- Up to six (6) months in jail and/or a fine of up to $1,000; and
- Six (6) Nevada demerit points to your license
However, failure to stop at a crash scene in which someone gets injured or dies is a category B felony. It can be punished by:
- Two to twenty (2 – 20) years in Nevada State Prison, and
- A fine of $2,000 to $5,000.9
Note that felony hit and run is not eligible for a probationary sentence. In addition, the defendant’s driver’s license may be revoked.
Also note that if someone dies, the at-fault driver may face a wrongful death lawsuit.
Yes, though most car crash cases can resolve without a personal injury lawsuit ever being filed. Your personal injury attorney would first contact the other driver’s insurance company, and they may be able to hash out a settlement that covers all of your:
- Medical bills (the amount of compensation also includes rehab and future medical expenses),
- Lost wages,
- Lost earning capacity, and/or
- Pain and suffering

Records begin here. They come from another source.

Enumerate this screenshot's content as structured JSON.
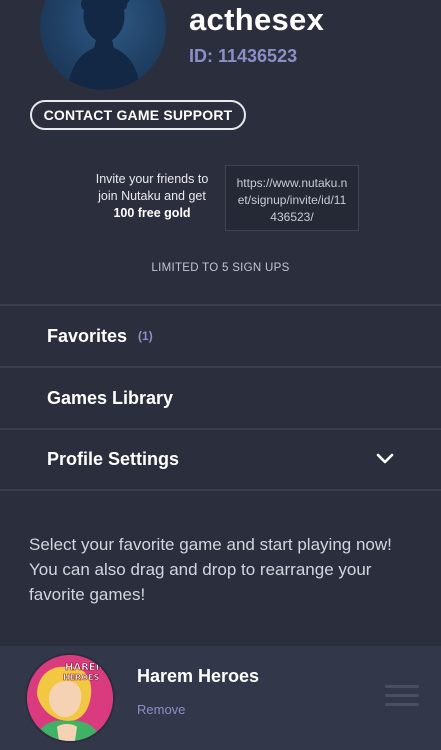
{
  "profile": {
    "username": "acthesex",
    "id_text": "ID: 11436523"
  },
  "support": {
    "button_label": "CONTACT GAME SUPPORT"
  },
  "invite": {
    "line1": "Invite your friends to",
    "line2": "join Nutaku and get",
    "bonus": "100 free gold",
    "link": "https://www.nutaku.net/signup/invite/id/11436523/",
    "limit": "LIMITED TO 5 SIGN UPS"
  },
  "menu": {
    "favorites_label": "Favorites",
    "favorites_count": "(1)",
    "library_label": "Games Library",
    "settings_label": "Profile Settings"
  },
  "favorites_help": "Select your favorite game and start playing now! You can also drag and drop to rearrange your favorite games!",
  "favorite_games": [
    {
      "title": "Harem Heroes",
      "remove_label": "Remove",
      "logo_text": "HAREM HEROES"
    }
  ],
  "icons": {
    "avatar": "avatar-silhouette-icon",
    "settings_toggle": "chevron-down-icon",
    "drag": "drag-handle-icon"
  },
  "colors": {
    "background": "#2b2f3d",
    "accent": "#8c8fc6",
    "game_row": "#32374a"
  }
}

Note that you still may be entitled to money damages from the at-fault driver even if you were partially at fault for the accident. Under Nevada’s modified comparative negligence laws, the defendant in a car crash case is liable as long as the defendant was at least 50% to blame.10
Also, note that evidence is crucial to prevailing in a car accident lawsuit. Be sure to take pictures of any property damage and your injuries. Go to a doctor for your injuries as soon as possible, and never skip an appointment. Also, document everything that happened during the accident — your memory may fade over time, and you do not want to forget any important details.
There is a statute of limitations (time limit) to bring auto accident lawsuits. It is usually only two years after the wreck. So accident victims should consult with an attorney right away to start working on a personal injury claim.
- $25,000 for bodily injury or death of one person in a collision; and
- $50,000 for bodily injury or death of two or more persons in a collision; and
- $20,000 for injury to or destruction of property of others in a collision
The shorthand for this insurance minimum is 25/50/20.
Also see our related article on Nevada rear-end collisions.
- NRS 484E.010; NRS 484E.020; Clancy v. State, 129 Nev. 840, 313 P.3d 226 (2013) (Actual physical contact between two vehicles is not required for a person to be involved in an accident under the statute).
- NRS 484E.020.
- NRS 484E.030.
- NRS 484E.040.
- NRS 484E.030 (2).
- NRS 484E.070 (2).
- NRS 484E.010.
- NRS 484E.070 (3).
- NRS 484E.070.
- NRS 41.141.